This is bold, blue sky stuff–free range, get naked, don’t even think about staying inside the box kinda material. Kill, maim, coerce, rape, strangle, lie, molest, badger, blackmail, bonesaw and/or banish any player who hasn’t been toting their own weight. Be cruel, quick, and decisive. Then step back and see what yumminess you’ve wrought. At this point you’re free to change anything and everything, right? If not you wouldn’t have gotten stuck in the first place! Put it all on the table–everything–every last bit of whatever you’ve got.

Because the alternative means giving up, throwing yet another story into the trunk and never looking at it again.

And if none of that works, take a meat cleaver to the last 5 or 10 thousand words you’ve written. Obviously, they’ve led you astray. They’re not working; so nuke ’em, and good riddance. (Yes, of course I know it’ll hurt like hell, but you’ll be better off without ’em. And besides, we both know you’re going to copy them to another file just in case you want to get ’em back. I can almost guarantee you won’t want them later on, but that’s another discussion.)

Finally, we come to the ultimate approach, the last resort, the final directive. Oddly, this works for an astonishing number of writers, especially those who’ve examined all the foregoing alternatives and found them totally unacceptable. Maybe it’s time to just grit your teeth and keep on keepin’ on. Write your way outta the fog. There’s a perfectly palatable answer in there somewhere. You’ve just got to dig it out.

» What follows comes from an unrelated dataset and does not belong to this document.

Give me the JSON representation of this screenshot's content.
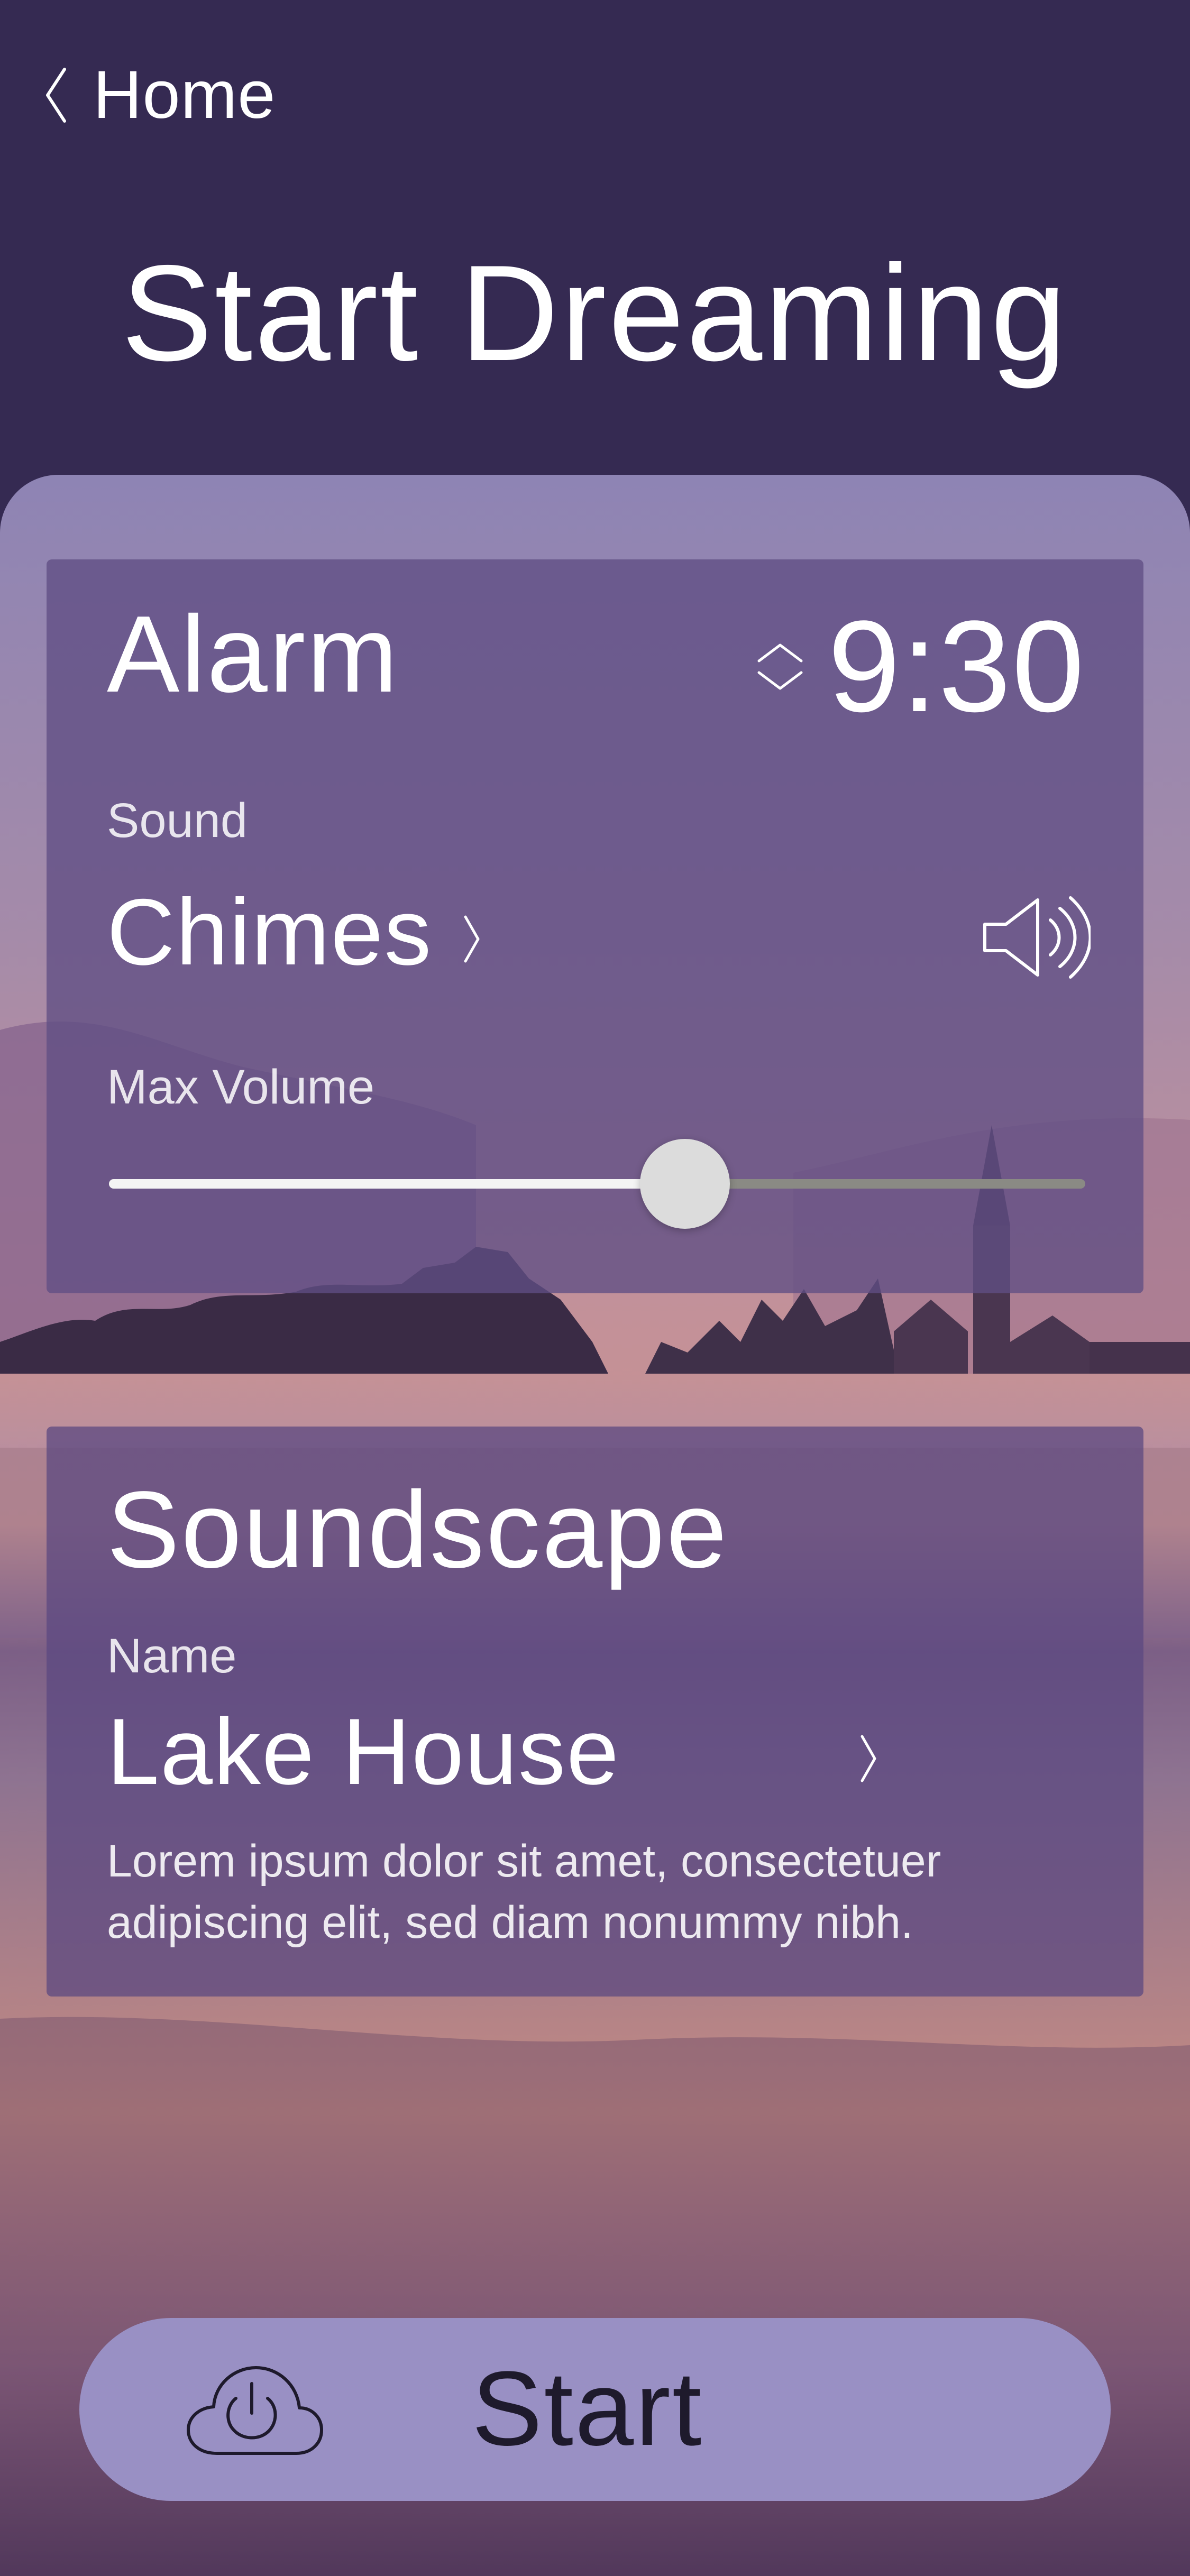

If that doesn’t work, open your wallet, make sure it contains lots and lots of spendable cash, and pay me to figure it out for you. I’ll be more than happy to take a look. My rates are semi-negotiable (“semi'” meaning somewhere between expensive and exorbitant), but I guarantee results. I won’t guarantee you’ll like ’em. I will promise, however,to point out a way to the finish line. You’ll still have to make the journey.

–Josh

About joshlangston

Grateful and well-loved husband, happy grandparent, novelist, editor, and teacher. My life plate is full, and I couldn't be happier. Anything else I might add would be anticlimactic. Cheers!
This entry was posted in Writing and tagged , , , , , , , , , . Bookmark the permalink.

3 Responses to Gettin’ Unstuck, con’t. How to write a novel–part 35

  1. polinto says:

    I think you mean “kill, maim (instead of mane?)” Hey, I’m just trying to edit ahead of time!

    Sent from my iPhone

    >

  2. joshlangston says:

    Oh–great catch! Thanks for lettin’ me know so I could fix it before the rest of the world drops by to see how many tyops I can commit in a single post. [grin] I’m sure there’s a record being kept somewhere.

  3. Pingback: Okay, I’m Done. Now What? | Sage of the South

Leave a Reply

Fill in your details below or click an icon to log in:

WordPress.com Logo

You are commenting using your WordPress.com account. Log Out / Change )

Twitter picture

You are commenting using your Twitter account. Log Out / Change )

Facebook photo

You are commenting using your Facebook account. Log Out / Change )

Google+ photo

You are commenting using your Google+ account. Log Out / Change )

Connecting to %s